As for Tamara, she says: “There is an old black and white photograph which shows my father sitting on a big armchair in his room with me as a 3 or 4 year old standing close to him , while he had  his arm around me smiling.   This is the oldest picture I could find which reminded me of my father as a younger man and father. For me he was this larger than life man , rather aloof , tall, handsome , and extremely charismatic , leading a very busy life outside the home.   I remember him as someone who was highly respected by everyone who came across him or had dealings with him, and I always felt that he occupied high office to which he was dedicated, but remained just the father to whom I could run and greet when he came home.  I would run to him and tell him about the things I had done during the day, even the fights I might have had, or the imagined or actual injustices inflicted upon me by my older siblings.  He would lend me his ear on such occasions and listen sympathetically.   I think that being the youngest of my siblings, he spoilt m , to the point that if they wanted anything from him, they would send me as an emissary to him to ask him for what they wanted, and he never refused.

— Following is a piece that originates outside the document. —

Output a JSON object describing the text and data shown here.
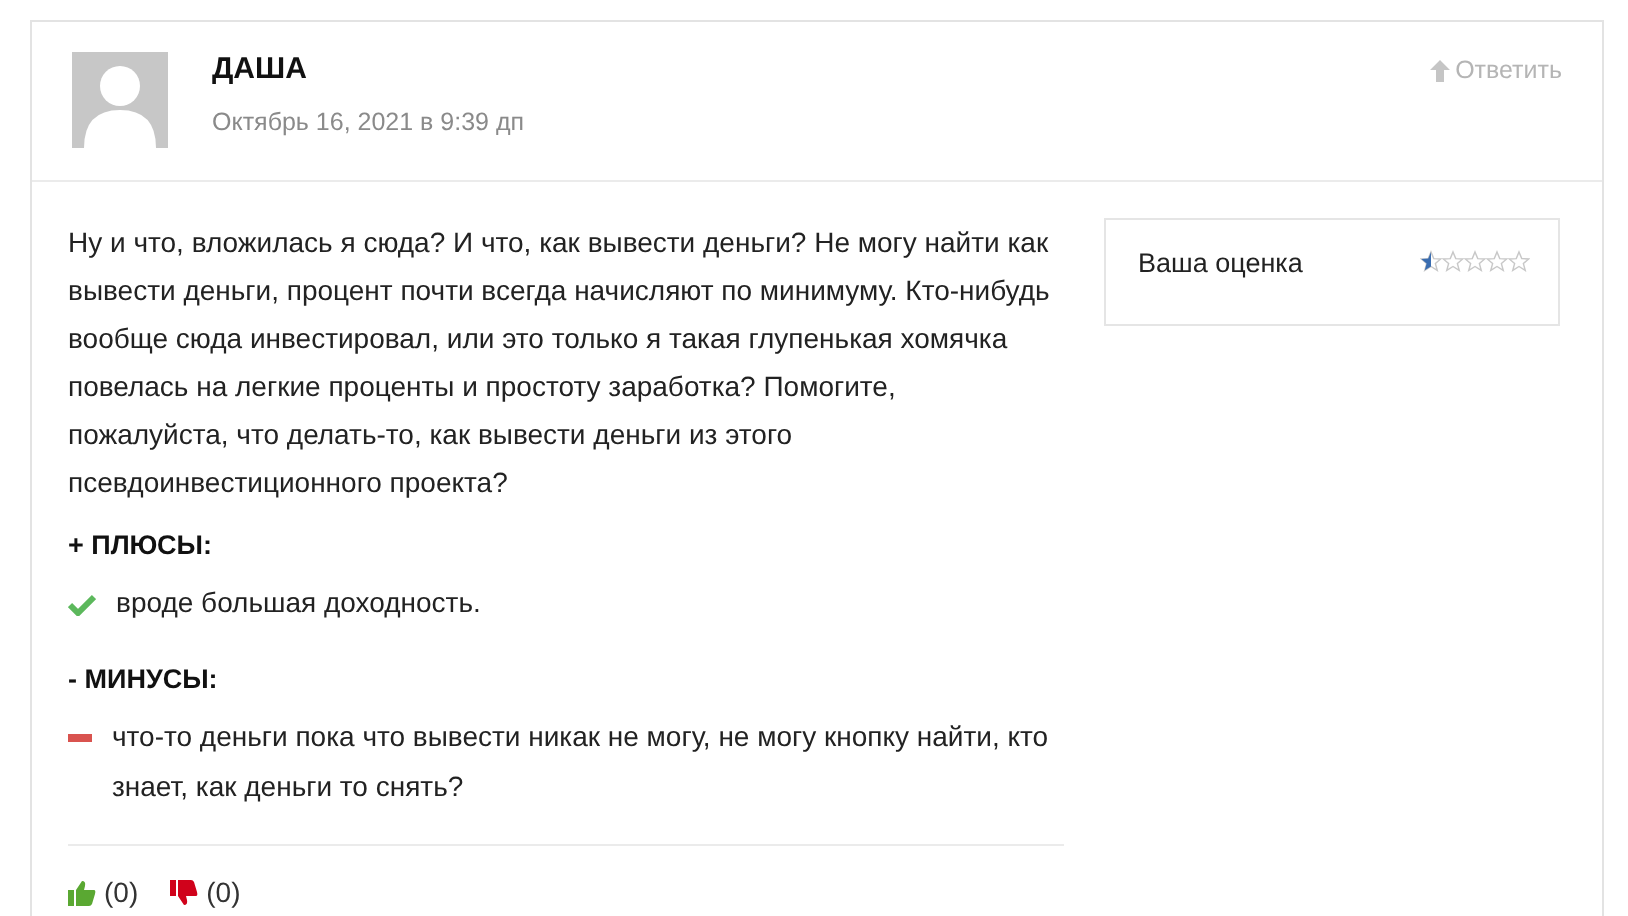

I remember that I used to get very excited , when he went away on his many travels abroad, knowing that he will come back laden with gifts for the many members of the family, and, last but not least, for me. I would be waiting for him to return with excitement and anticipation, and I could see him smiling with pleasure at my reactions to opening the gifts he had brought back.

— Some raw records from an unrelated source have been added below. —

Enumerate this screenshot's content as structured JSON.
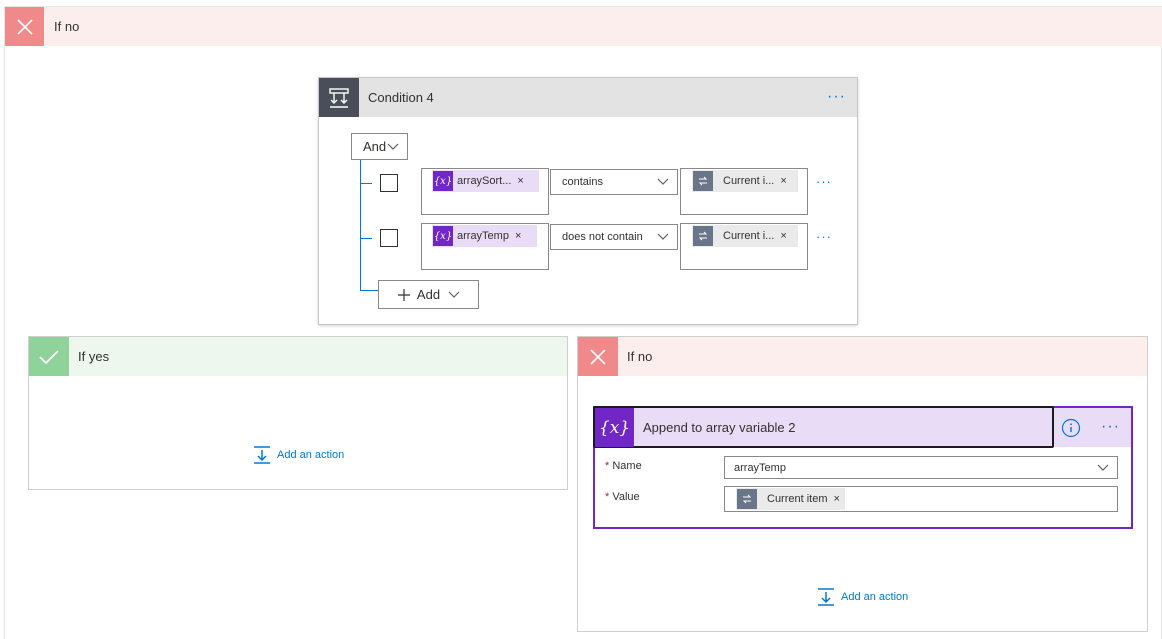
{
  "outer_branch": {
    "label": "If no"
  },
  "condition": {
    "title": "Condition 4",
    "group_operator": "And",
    "rows": [
      {
        "left_token": "arraySort...",
        "operator": "contains",
        "right_token": "Current i..."
      },
      {
        "left_token": "arrayTemp",
        "operator": "does not contain",
        "right_token": "Current i..."
      }
    ],
    "add_label": "Add"
  },
  "if_yes": {
    "label": "If yes",
    "add_action": "Add an action"
  },
  "if_no": {
    "label": "If no",
    "add_action": "Add an action",
    "action": {
      "title": "Append to array variable 2",
      "fields": {
        "name_label": "Name",
        "name_value": "arrayTemp",
        "value_label": "Value",
        "value_token": "Current item",
        "required_marker": "*"
      }
    }
  },
  "colors": {
    "accent": "#0078d4",
    "no_header": "#fdeeee",
    "no_icon": "#f08a8a",
    "yes_header": "#eef7ee",
    "yes_icon": "#8fd39a",
    "variable_purple": "#7126c8"
  },
  "icons": [
    "close-icon",
    "condition-icon",
    "more-icon",
    "variable-icon",
    "loop-icon",
    "chevron-down-icon",
    "plus-icon",
    "check-icon",
    "info-icon",
    "add-action-icon"
  ]
}
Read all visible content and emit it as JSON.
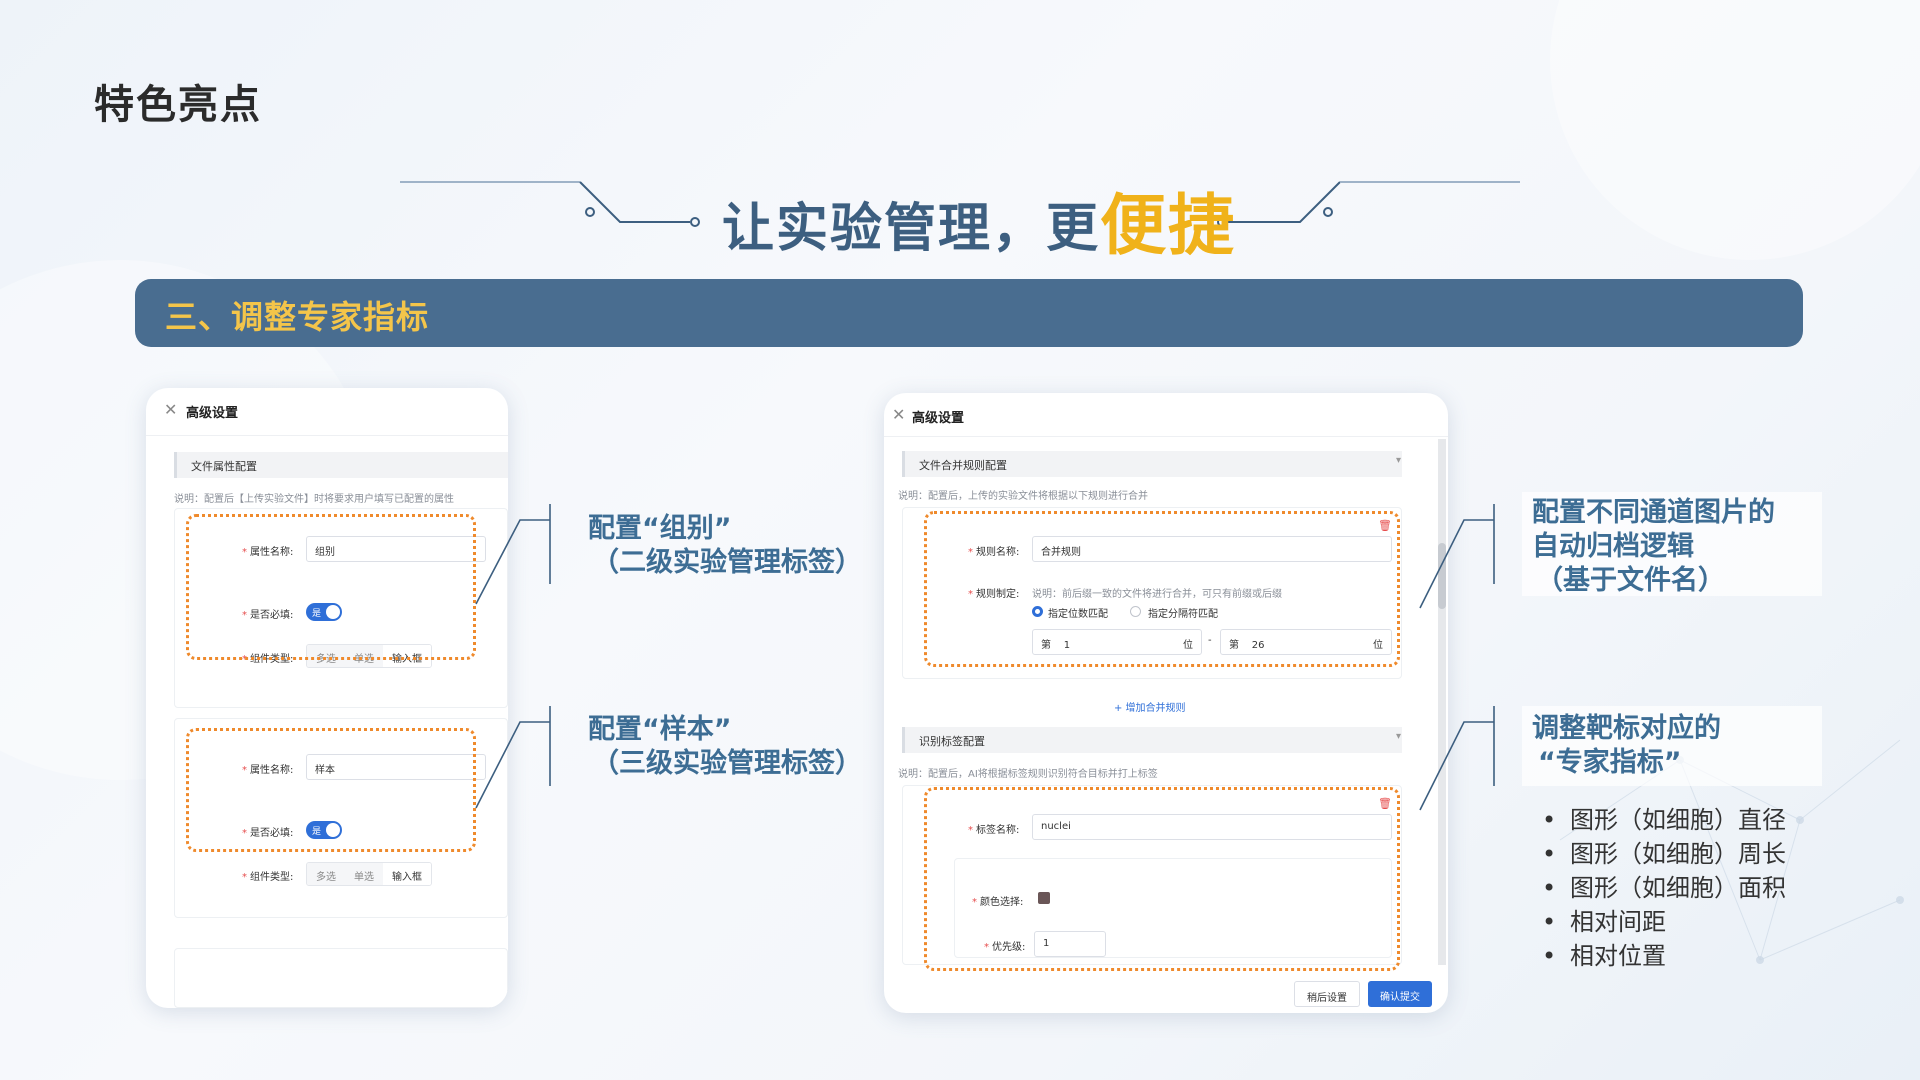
{
  "page": {
    "title": "特色亮点",
    "headline_main": "让实验管理，更",
    "headline_highlight": "便捷",
    "section_title": "三、调整专家指标"
  },
  "left_panel": {
    "title": "高级设置",
    "section_label": "文件属性配置",
    "note": "说明：配置后【上传实验文件】时将要求用户填写已配置的属性",
    "group1": {
      "attr_label": "属性名称:",
      "attr_value": "组别",
      "required_label": "是否必填:",
      "toggle_text": "是",
      "type_label": "组件类型:",
      "types": [
        "多选",
        "单选",
        "输入框"
      ]
    },
    "group2": {
      "attr_label": "属性名称:",
      "attr_value": "样本",
      "required_label": "是否必填:",
      "toggle_text": "是",
      "type_label": "组件类型:",
      "types": [
        "多选",
        "单选",
        "输入框"
      ]
    }
  },
  "right_panel": {
    "title": "高级设置",
    "merge_section_label": "文件合并规则配置",
    "merge_note": "说明：配置后，上传的实验文件将根据以下规则进行合并",
    "rule_name_label": "规则名称:",
    "rule_name_value": "合并规则",
    "rule_make_label": "规则制定:",
    "rule_make_note": "说明：前后缀一致的文件将进行合并，可只有前缀或后缀",
    "radio1": "指定位数匹配",
    "radio2": "指定分隔符匹配",
    "pos_prefix": "第",
    "pos_from": "1",
    "pos_unit": "位",
    "pos_sep": "-",
    "pos_prefix2": "第",
    "pos_to": "26",
    "pos_unit2": "位",
    "add_rule": "+ 增加合并规则",
    "label_section_label": "识别标签配置",
    "label_note": "说明：配置后，AI将根据标签规则识别符合目标并打上标签",
    "tag_name_label": "标签名称:",
    "tag_name_value": "nuclei",
    "color_label": "颜色选择:",
    "priority_label": "优先级:",
    "priority_value": "1",
    "btn_later": "稍后设置",
    "btn_submit": "确认提交",
    "colors": {
      "swatch": "#6a5657",
      "primary": "#2f6fd8"
    }
  },
  "callouts": {
    "group": [
      "配置“组别”",
      "（二级实验管理标签）"
    ],
    "sample": [
      "配置“样本”",
      "（三级实验管理标签）"
    ],
    "channel": [
      "配置不同通道图片的",
      "自动归档逻辑",
      "（基于文件名）"
    ],
    "target": [
      "调整靶标对应的",
      "“专家指标”"
    ]
  },
  "bullets": [
    "图形（如细胞）直径",
    "图形（如细胞）周长",
    "图形（如细胞）面积",
    "相对间距",
    "相对位置"
  ],
  "colors": {
    "section_bar": "#496d90",
    "section_text": "#f4c54a",
    "headline": "#3d5f80",
    "highlight": "#f0b21a",
    "callout": "#3d6d94",
    "dash": "#ef8a2c"
  }
}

I knew in my heart that he was essentially a traditional Circassian father, who expected obedience and respect. He seemed to carry this veneer of stiffness and seriousness, but in my heart I knew him to have a very soft centre.  There were many people who held him in awe and found him slightly remote but I never did. He was the father who I turned to if I needed anything and he was always there for me. I remember times when I was sick and unable to sleep, he would come to my room and start singing to me in Circassian and attempt to teach me the words which I found hard to pronounce.  The song I remember most to this day is “Satanay guacha”, and I credit him for that.

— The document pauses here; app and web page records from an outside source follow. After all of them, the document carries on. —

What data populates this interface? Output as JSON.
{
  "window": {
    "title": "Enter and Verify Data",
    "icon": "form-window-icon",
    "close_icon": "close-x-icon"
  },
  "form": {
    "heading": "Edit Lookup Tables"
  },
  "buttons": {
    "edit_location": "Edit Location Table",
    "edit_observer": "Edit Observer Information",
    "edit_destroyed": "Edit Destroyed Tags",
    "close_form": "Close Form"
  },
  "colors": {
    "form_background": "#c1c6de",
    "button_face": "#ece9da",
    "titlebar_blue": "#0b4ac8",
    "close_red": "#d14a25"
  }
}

Trying to recollect these memories hasn’t been easy , because it has brought back so many emotions, and I realise how much I miss him in my life. I am so proud to be his daughter, and I know now what a privilege it has been to grow up in his shadow and to fully appreciate  his wonderful legacy of honesty , integrity, and his absolute love for Jordan.  I recall him saying to me , that having travelled all over the world , he honestly believed Jordan to be the best place to live in.”

On hearing of the passing away of Pasha [in 1989], I went immediately to his home  and there was a small group of us standing on the veranda, where pon someone asked me, “where is his Majesty the King?” I told him that I had heard his Majesty was in Alexandria on a state visit to Egypt. Then I turned round towards the garden gate, and said “Here is his Majesty!”.

His majesty King Hussain came accompanied by only one escort and he offered his condolences to Izzeddin Al-Mufti  and said to him modestly, “He was like an uncle to me  and I hope the family will agree to bury him in the Royal cemetery. Till now I will never forget that his Majesty personally stood and accepted condolences at the Royal cemetery  with Basil standing behind him.

One last thing I have to mention, that the only favour Said Mufti ever requested from the King was the piece of land that we are standing on now [the Circassian Association in Amman], commemorating his wonderful legacy.

May god bless his soul.

Assalam alaikum warahmatullah wabarakato.”

Amman, 16 March 2018